For “Stories From the City, Stories From the Sea”, P.J. Harvey decided to clean-up her sound and write her “pretty, beautiful” album. While the final results were decidedly P.J., there’s no denying that in the body of her life’s work, that “Stories” is indeed the outlier in terms of easy-to-digest melodies and nearly commercial-sounding songcraft.
That’s not to say it sounds like a Madonna record or anything, but compared to anything else she did before or since, this is her bid for a wider audience. She ended up winning the prestigious Mercury Music Prize in 2001 for her trouble (she also won in 2011 for her effort “Let England Shake” as well, becoming the first 2-time winner of the award), and this does remain her best-selling album in the U.S. where it wound up going gold. It also is regularly regarded as the P.J. Harvey album most rock fans could get into and has been included in various lists celebrating the top albums of all-time.
And for Randy W. Hall he really got into the album. Buying it the week of release, he’s constantly kept it nearby ever since and considers it one of his 20 favorite LP’s ever. For Dan Minard, it was a chance to give her a longer look into what most would consider an essential artist of the last 25 years.
Starting with the ironically titled “Big Exit”, the album kicks off with three fantastic songs that grab and demand your attention. “Good Fortune” is perhaps the best song Patti Smith never wrote and gives way to the kinetic “A Place Called Home”. The album slows down for a bit before kicking back into gear with the banger “The Whores Hustle and the Hustlers Whore”. The duet with Thom Yorke of Radiohead “This Mess We’re In” is a delightful weaving of his and Harvey’s styles that leaves an impression. “You Said Something” is a mid-tempo earworm that revels in the glories of being in love in New York City, while “This Is Love” is Harvey at her sexual peak just wanting what she came for in epic style. The entire thing wraps up with the piano-driven “We Float” and features one of the better vocals on the record as she seemingly floats us out of the album in grand style.

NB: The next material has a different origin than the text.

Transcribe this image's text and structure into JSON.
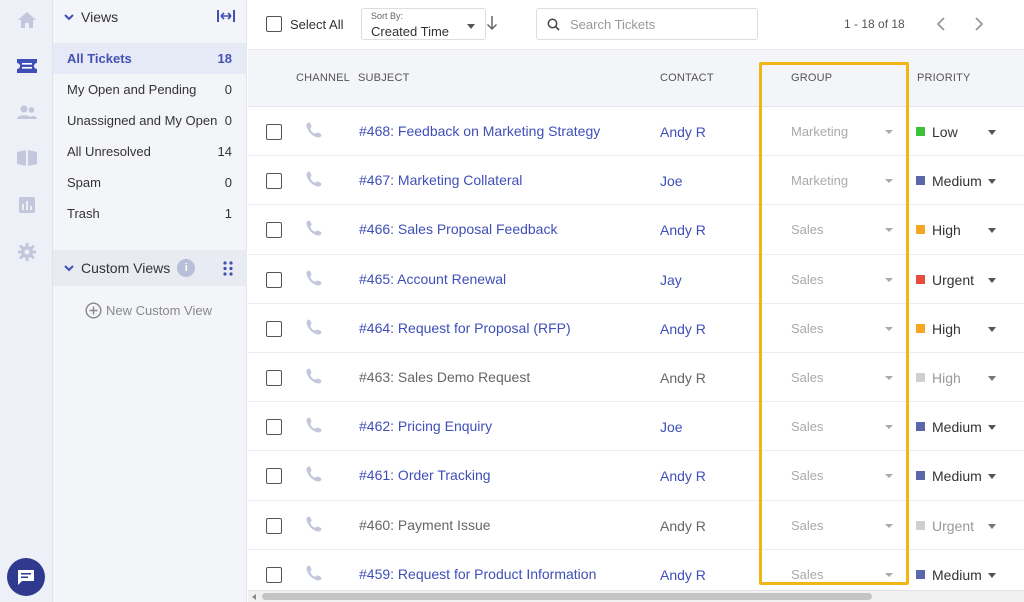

The album is definitely inspired by Polly Jean’s living in New York City for nine months, despite her protest that it’s “not my New York album”. Never before and not since has she ever made such gorgeous, accessible music and it’s out pleasure to ride out the remainder of the year celebrating women in music and this kicks it off. So without further ado please enjoy the Dandy Classic review of “Stories From the City, Stories From the Sea”.